For each record below, output its text exactly and skip any picture.

[Items from a data source]
BEGIN

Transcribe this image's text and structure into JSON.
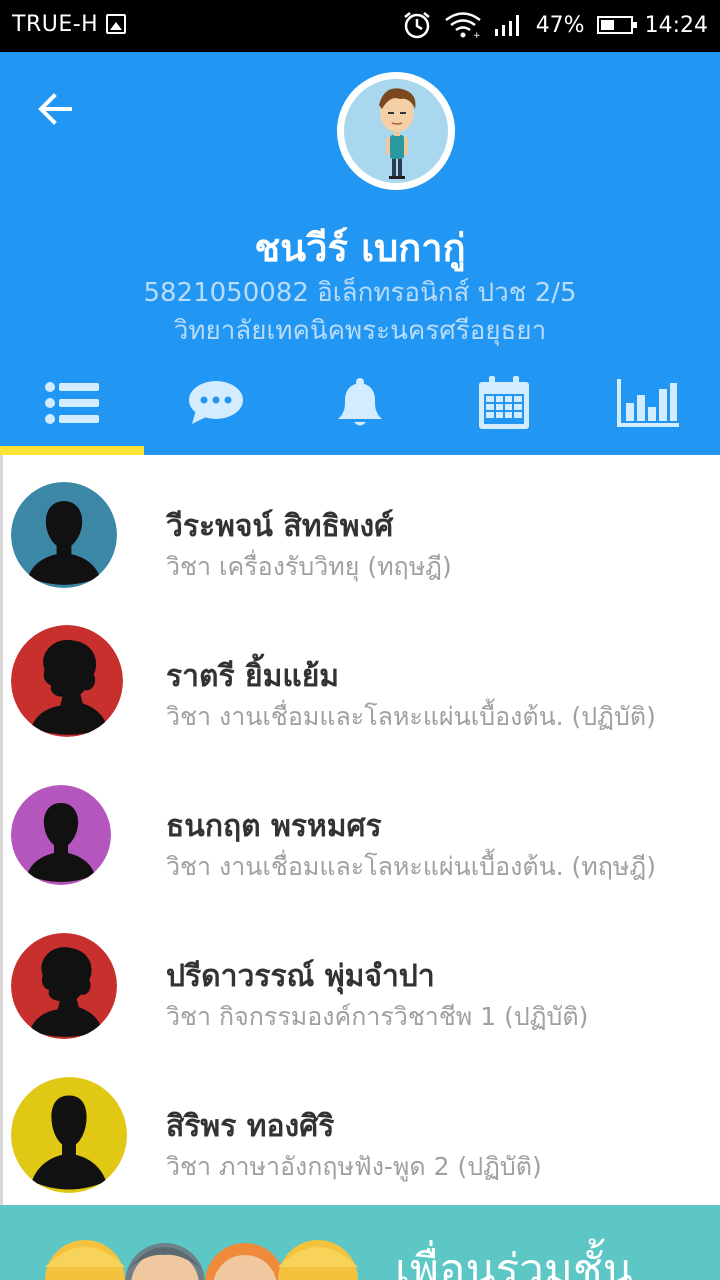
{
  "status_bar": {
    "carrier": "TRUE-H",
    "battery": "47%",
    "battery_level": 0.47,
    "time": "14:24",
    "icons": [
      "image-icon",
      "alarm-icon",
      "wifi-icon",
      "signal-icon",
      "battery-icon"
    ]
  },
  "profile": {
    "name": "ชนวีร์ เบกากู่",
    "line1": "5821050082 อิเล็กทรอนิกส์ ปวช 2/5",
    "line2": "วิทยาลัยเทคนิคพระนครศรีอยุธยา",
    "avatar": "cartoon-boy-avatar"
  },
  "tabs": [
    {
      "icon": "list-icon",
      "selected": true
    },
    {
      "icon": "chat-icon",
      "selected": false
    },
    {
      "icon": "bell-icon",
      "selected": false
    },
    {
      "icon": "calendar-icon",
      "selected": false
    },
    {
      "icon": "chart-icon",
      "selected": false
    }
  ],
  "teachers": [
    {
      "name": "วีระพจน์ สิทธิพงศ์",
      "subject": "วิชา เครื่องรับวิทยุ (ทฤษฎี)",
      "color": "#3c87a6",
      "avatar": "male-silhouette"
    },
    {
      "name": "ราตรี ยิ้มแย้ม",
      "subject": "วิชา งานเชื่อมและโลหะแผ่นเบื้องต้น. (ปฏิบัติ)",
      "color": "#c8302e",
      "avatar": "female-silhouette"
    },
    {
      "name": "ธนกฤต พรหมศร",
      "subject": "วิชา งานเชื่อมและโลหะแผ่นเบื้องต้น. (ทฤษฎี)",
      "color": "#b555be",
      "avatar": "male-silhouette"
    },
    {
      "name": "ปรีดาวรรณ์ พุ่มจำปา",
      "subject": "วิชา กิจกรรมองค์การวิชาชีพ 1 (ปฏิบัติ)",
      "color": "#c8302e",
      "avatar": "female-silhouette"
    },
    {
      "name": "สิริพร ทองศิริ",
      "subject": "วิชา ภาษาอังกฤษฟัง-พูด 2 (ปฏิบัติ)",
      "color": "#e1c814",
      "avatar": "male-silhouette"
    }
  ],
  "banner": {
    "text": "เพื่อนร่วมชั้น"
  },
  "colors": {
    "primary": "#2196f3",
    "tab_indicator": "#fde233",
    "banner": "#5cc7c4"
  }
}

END

- **SOLVED EXERCISE**
Transcribe this image's text and structure into JSON.
{
  "status_bar": {
    "carrier": "TRUE-H",
    "battery": "47%",
    "battery_level": 0.47,
    "time": "14:24",
    "icons": [
      "image-icon",
      "alarm-icon",
      "wifi-icon",
      "signal-icon",
      "battery-icon"
    ]
  },
  "profile": {
    "name": "ชนวีร์ เบกากู่",
    "line1": "5821050082 อิเล็กทรอนิกส์ ปวช 2/5",
    "line2": "วิทยาลัยเทคนิคพระนครศรีอยุธยา",
    "avatar": "cartoon-boy-avatar"
  },
  "tabs": [
    {
      "icon": "list-icon",
      "selected": true
    },
    {
      "icon": "chat-icon",
      "selected": false
    },
    {
      "icon": "bell-icon",
      "selected": false
    },
    {
      "icon": "calendar-icon",
      "selected": false
    },
    {
      "icon": "chart-icon",
      "selected": false
    }
  ],
  "teachers": [
    {
      "name": "วีระพจน์ สิทธิพงศ์",
      "subject": "วิชา เครื่องรับวิทยุ (ทฤษฎี)",
      "color": "#3c87a6",
      "avatar": "male-silhouette"
    },
    {
      "name": "ราตรี ยิ้มแย้ม",
      "subject": "วิชา งานเชื่อมและโลหะแผ่นเบื้องต้น. (ปฏิบัติ)",
      "color": "#c8302e",
      "avatar": "female-silhouette"
    },
    {
      "name": "ธนกฤต พรหมศร",
      "subject": "วิชา งานเชื่อมและโลหะแผ่นเบื้องต้น. (ทฤษฎี)",
      "color": "#b555be",
      "avatar": "male-silhouette"
    },
    {
      "name": "ปรีดาวรรณ์ พุ่มจำปา",
      "subject": "วิชา กิจกรรมองค์การวิชาชีพ 1 (ปฏิบัติ)",
      "color": "#c8302e",
      "avatar": "female-silhouette"
    },
    {
      "name": "สิริพร ทองศิริ",
      "subject": "วิชา ภาษาอังกฤษฟัง-พูด 2 (ปฏิบัติ)",
      "color": "#e1c814",
      "avatar": "male-silhouette"
    }
  ],
  "banner": {
    "text": "เพื่อนร่วมชั้น"
  },
  "colors": {
    "primary": "#2196f3",
    "tab_indicator": "#fde233",
    "banner": "#5cc7c4"
  }
}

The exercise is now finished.